The answer must consist of every line from the data that holds "JSON".
-*-*-
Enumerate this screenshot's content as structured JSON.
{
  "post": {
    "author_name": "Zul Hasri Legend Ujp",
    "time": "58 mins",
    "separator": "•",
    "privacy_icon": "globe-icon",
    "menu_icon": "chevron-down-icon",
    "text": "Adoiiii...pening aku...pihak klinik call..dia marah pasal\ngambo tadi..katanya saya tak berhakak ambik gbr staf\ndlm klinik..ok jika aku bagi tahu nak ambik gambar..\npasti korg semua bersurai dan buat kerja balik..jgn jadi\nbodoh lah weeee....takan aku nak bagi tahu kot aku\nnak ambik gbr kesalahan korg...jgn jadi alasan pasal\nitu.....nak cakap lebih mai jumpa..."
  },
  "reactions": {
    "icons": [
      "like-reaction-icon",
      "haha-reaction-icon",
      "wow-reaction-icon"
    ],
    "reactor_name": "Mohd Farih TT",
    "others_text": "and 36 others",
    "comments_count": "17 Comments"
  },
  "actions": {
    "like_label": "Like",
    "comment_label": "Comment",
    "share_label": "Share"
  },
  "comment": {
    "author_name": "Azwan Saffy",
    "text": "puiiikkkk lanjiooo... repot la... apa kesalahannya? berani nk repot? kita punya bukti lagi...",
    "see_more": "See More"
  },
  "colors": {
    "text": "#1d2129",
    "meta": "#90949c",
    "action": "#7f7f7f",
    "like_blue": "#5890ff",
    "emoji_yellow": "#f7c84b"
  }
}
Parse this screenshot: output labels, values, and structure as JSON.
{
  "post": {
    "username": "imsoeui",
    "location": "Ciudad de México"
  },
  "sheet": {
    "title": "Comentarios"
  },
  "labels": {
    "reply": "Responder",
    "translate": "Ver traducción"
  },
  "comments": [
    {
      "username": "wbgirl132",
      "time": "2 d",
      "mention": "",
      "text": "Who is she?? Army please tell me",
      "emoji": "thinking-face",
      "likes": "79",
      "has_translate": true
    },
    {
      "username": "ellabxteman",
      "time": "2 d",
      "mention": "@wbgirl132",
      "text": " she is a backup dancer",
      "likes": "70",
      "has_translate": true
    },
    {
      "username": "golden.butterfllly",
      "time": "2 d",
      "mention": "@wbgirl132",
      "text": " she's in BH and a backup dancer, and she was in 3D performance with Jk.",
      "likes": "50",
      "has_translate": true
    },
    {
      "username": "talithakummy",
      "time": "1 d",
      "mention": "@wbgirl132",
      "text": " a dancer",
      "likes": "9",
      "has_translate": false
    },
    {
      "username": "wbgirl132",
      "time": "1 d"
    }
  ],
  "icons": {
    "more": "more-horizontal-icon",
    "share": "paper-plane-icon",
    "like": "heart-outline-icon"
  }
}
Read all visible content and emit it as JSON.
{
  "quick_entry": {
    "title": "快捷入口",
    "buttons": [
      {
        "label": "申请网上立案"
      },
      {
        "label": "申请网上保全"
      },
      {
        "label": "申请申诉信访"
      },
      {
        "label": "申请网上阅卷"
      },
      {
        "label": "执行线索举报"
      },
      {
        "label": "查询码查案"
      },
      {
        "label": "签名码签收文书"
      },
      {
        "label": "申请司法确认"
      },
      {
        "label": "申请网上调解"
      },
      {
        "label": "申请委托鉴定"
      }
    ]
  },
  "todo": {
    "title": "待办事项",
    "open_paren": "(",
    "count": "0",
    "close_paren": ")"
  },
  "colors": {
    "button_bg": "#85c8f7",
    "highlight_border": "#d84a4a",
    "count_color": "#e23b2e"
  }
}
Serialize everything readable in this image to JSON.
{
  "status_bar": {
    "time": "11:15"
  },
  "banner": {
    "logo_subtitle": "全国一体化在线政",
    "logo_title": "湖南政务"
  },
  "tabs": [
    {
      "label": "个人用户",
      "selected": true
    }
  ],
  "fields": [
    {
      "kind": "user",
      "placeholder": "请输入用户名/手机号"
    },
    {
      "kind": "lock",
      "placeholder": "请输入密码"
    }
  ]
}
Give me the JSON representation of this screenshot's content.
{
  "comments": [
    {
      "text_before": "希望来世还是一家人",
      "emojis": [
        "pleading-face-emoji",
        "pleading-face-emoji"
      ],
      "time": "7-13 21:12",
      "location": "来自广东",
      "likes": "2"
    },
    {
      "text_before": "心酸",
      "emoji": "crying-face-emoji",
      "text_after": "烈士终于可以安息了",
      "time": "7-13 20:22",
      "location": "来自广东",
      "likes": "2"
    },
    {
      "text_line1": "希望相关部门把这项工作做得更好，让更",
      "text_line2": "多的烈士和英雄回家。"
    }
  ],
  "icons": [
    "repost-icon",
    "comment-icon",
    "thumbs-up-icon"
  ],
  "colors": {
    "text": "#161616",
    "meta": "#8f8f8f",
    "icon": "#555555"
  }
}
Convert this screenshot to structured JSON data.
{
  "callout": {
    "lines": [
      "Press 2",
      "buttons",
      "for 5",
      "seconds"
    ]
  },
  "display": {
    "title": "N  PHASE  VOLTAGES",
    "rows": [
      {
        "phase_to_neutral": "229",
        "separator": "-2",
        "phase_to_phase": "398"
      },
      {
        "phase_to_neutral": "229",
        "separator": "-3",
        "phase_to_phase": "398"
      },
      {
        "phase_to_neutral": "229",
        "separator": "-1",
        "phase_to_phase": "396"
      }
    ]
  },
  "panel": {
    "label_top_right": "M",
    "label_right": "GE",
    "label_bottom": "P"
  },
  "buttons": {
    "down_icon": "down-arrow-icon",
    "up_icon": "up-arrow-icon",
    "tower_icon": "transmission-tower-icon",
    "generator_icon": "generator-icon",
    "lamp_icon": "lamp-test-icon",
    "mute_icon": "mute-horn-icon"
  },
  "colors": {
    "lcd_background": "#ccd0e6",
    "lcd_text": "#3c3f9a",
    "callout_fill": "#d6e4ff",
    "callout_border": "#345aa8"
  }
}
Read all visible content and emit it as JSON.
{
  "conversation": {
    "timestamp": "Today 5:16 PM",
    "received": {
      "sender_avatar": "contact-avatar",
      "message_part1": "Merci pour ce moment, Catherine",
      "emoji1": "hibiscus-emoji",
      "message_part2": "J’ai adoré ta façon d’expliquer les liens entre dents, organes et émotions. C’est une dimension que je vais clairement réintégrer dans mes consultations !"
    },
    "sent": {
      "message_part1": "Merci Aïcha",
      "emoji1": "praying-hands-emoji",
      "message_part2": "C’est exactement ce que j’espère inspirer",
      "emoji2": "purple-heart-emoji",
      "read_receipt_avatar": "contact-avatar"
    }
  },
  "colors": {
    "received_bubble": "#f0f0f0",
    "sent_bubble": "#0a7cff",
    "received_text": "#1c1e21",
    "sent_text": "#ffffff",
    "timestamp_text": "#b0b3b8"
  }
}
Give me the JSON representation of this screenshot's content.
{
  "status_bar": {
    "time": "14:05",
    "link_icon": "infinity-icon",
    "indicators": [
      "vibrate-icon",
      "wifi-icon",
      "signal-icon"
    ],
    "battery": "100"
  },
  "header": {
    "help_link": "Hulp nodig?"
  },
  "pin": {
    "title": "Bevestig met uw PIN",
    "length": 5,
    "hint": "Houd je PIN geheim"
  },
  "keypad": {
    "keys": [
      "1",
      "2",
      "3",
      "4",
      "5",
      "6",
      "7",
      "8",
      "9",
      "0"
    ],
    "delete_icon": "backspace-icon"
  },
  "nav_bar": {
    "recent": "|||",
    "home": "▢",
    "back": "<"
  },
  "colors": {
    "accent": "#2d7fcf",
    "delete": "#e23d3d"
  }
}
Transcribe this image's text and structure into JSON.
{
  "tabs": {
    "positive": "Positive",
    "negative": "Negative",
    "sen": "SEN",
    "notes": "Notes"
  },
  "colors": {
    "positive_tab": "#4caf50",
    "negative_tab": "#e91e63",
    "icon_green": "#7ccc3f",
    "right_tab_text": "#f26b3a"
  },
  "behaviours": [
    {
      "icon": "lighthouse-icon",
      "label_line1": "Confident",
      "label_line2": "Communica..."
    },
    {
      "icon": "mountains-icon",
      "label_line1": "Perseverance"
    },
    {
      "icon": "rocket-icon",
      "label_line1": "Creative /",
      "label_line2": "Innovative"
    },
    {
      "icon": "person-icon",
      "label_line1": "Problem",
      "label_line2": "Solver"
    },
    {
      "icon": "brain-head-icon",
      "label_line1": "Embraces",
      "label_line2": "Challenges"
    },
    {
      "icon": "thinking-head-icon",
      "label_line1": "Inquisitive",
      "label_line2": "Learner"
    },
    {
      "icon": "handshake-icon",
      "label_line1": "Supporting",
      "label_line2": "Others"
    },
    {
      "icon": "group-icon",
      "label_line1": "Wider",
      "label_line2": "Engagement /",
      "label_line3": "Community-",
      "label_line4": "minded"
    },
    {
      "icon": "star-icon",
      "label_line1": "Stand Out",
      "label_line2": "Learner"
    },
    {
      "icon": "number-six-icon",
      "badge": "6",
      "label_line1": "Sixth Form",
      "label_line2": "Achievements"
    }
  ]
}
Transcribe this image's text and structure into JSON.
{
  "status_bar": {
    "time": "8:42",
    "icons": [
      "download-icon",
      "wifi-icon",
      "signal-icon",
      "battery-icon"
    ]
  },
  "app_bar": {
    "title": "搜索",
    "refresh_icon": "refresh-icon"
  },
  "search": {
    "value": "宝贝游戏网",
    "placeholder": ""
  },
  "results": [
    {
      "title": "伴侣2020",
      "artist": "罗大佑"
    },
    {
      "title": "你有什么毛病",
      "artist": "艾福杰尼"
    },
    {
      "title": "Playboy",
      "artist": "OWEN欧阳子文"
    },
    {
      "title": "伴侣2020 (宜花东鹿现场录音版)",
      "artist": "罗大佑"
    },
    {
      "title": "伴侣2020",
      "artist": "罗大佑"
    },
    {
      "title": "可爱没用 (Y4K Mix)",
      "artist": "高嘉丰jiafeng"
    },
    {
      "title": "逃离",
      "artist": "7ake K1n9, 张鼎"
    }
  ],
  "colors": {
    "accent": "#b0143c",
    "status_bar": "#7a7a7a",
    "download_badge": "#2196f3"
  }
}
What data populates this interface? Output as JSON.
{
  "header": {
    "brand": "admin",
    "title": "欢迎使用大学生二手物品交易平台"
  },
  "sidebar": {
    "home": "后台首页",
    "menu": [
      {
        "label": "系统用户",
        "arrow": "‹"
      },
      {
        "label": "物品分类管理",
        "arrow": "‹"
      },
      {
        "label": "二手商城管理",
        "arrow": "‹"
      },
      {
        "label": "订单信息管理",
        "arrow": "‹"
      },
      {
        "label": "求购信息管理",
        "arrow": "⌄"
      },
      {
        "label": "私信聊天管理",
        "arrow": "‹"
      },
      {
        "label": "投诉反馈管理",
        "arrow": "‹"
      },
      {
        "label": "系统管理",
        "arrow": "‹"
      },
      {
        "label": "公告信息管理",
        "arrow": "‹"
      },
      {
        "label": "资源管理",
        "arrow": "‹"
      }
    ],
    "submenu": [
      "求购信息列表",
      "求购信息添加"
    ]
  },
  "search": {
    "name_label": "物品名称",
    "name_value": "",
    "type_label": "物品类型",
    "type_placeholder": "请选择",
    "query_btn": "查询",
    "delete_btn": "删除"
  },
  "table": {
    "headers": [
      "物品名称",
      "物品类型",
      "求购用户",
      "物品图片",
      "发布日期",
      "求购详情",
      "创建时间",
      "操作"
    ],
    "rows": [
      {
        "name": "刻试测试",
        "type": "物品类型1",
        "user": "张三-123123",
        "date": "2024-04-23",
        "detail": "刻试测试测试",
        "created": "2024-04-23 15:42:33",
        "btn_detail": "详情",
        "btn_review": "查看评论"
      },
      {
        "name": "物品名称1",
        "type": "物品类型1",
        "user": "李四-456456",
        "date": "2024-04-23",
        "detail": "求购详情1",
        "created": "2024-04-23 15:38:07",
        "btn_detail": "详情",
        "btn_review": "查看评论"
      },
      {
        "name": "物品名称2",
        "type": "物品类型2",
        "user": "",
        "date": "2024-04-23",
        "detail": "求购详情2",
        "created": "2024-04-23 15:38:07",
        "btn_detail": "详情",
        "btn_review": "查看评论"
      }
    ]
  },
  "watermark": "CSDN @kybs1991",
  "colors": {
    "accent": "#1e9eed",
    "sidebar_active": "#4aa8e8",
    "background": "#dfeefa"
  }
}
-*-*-
EXERCISE RESPONSE:
Enumerate this screenshot's content as structured JSON.
Parse this screenshot: output labels, values, and structure as JSON.
Read all visible content and emit it as JSON.
Serialize everything readable in this image to JSON.
Give me the JSON representation of this screenshot's content.
Convert this screenshot to structured JSON data.
Read all visible content and emit it as JSON.
Give me the JSON representation of this screenshot's content.
Transcribe this image's text and structure into JSON.
Transcribe this image's text and structure into JSON.
What data populates this interface? Output as JSON.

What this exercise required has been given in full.